What needs to be done. Count every line of the data that includes "JSON". State only the number.

Supplied records.
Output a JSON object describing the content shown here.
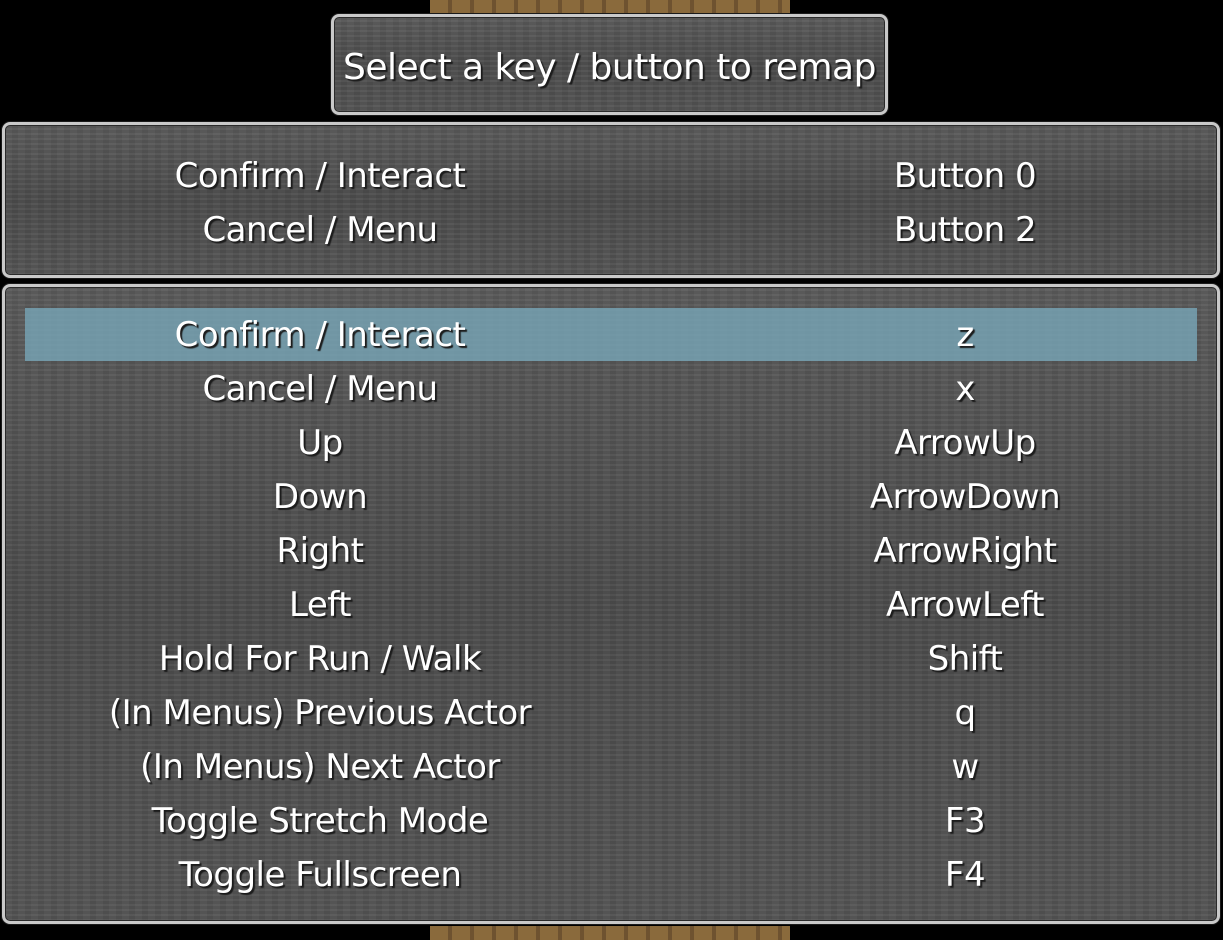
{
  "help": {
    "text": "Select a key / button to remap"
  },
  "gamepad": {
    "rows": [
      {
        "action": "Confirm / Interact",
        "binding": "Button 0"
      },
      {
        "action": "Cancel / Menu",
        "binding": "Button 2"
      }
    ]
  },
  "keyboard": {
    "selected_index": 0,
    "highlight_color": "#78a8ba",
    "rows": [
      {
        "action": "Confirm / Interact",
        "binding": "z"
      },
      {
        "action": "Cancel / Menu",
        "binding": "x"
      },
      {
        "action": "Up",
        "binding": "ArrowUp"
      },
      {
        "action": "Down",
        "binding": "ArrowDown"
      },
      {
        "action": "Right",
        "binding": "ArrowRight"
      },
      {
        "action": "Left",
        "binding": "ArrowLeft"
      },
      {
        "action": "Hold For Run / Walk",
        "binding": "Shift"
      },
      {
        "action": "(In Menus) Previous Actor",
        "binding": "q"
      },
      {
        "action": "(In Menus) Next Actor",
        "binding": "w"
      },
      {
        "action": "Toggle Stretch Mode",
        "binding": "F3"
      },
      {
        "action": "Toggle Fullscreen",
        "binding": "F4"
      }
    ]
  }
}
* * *
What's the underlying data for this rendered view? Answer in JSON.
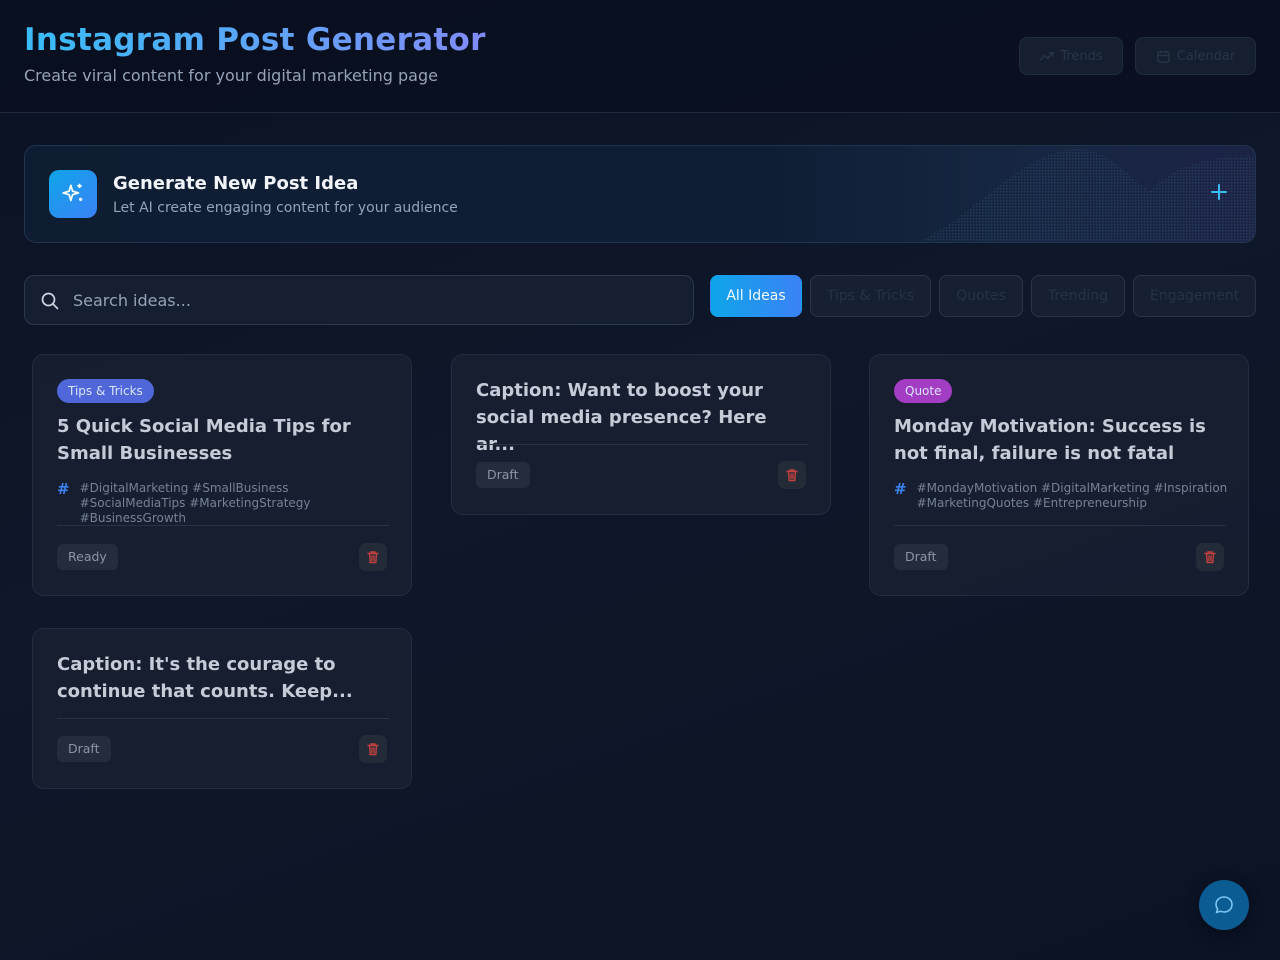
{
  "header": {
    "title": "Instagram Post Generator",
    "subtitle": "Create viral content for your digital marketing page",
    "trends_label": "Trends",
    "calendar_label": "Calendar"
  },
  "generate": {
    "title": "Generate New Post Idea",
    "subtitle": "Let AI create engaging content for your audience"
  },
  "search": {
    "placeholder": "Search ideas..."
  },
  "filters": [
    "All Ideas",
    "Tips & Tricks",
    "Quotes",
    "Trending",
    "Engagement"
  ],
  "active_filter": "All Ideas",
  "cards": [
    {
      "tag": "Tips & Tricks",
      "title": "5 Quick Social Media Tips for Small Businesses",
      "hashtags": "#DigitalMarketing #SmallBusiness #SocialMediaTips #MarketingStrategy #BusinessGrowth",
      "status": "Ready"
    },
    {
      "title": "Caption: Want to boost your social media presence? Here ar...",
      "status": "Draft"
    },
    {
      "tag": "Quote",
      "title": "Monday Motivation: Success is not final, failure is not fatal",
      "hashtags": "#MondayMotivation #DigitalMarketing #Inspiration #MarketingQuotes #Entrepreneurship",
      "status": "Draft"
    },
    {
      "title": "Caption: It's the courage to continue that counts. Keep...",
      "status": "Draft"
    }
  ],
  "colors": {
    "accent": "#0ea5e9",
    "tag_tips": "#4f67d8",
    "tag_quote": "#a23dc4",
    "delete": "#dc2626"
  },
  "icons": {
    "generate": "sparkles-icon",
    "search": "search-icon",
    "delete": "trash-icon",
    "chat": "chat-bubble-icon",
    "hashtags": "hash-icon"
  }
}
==
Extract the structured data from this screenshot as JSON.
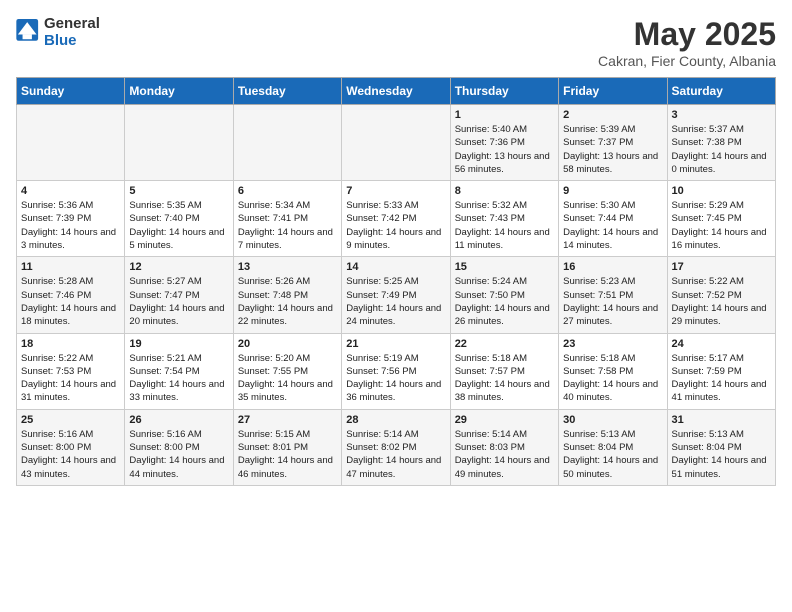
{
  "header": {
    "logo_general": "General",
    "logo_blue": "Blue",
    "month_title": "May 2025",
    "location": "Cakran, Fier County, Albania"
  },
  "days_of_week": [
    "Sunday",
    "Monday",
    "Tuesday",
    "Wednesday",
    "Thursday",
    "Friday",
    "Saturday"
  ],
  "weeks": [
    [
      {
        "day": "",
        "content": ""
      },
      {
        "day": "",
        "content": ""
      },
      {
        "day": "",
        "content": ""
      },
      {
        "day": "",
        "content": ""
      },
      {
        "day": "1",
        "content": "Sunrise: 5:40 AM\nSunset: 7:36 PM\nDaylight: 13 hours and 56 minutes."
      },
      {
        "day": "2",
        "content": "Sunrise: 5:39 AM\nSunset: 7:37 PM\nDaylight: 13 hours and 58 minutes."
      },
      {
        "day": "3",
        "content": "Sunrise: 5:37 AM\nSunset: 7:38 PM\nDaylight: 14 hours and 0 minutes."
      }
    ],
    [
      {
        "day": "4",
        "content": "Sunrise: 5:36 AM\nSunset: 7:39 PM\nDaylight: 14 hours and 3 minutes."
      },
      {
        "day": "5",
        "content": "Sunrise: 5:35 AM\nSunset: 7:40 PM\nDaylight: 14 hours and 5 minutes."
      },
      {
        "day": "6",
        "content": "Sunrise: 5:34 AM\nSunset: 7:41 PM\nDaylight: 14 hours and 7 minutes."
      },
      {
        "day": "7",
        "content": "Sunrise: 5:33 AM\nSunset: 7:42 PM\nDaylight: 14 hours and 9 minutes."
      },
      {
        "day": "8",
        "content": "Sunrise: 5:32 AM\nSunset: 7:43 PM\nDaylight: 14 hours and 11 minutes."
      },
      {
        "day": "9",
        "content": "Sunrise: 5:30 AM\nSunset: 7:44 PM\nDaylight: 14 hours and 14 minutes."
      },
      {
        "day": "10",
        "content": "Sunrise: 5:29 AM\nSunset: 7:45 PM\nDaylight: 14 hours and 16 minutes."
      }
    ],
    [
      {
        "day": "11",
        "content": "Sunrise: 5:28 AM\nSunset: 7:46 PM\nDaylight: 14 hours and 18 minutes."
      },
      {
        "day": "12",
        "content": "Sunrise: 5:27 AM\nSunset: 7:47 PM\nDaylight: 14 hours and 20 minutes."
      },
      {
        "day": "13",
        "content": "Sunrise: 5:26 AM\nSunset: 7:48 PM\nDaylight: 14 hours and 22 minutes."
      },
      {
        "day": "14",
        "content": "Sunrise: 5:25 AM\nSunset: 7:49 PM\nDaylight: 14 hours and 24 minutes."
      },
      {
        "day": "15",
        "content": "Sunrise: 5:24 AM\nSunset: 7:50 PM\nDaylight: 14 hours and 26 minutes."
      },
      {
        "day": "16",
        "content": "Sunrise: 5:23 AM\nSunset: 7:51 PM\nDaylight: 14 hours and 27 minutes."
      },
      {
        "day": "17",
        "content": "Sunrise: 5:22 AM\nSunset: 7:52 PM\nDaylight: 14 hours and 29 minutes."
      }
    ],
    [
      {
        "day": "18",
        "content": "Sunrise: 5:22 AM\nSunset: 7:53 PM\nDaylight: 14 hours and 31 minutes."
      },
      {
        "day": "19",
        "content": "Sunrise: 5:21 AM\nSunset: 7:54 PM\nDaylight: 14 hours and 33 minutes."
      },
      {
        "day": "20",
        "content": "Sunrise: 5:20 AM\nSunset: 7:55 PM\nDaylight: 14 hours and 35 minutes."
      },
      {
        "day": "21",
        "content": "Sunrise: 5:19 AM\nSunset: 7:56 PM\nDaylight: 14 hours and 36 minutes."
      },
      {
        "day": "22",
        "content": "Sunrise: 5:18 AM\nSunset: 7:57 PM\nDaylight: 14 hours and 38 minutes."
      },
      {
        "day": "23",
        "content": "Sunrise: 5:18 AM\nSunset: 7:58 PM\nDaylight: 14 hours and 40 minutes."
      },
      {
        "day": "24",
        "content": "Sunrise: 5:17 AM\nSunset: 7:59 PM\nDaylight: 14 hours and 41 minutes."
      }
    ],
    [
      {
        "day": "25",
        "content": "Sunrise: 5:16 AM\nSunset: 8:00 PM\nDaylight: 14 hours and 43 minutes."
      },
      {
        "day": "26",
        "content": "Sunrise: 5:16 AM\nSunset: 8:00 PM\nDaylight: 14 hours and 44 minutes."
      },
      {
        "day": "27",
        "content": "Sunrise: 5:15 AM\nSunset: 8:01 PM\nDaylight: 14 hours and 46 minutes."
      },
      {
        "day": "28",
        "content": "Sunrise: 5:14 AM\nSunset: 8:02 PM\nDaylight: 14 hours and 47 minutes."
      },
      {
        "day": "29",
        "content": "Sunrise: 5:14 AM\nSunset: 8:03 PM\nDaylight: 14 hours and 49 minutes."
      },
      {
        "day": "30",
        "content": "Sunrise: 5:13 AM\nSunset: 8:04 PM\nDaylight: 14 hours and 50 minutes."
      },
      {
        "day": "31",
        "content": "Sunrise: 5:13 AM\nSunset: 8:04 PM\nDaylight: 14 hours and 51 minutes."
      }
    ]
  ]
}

Response to the task. 3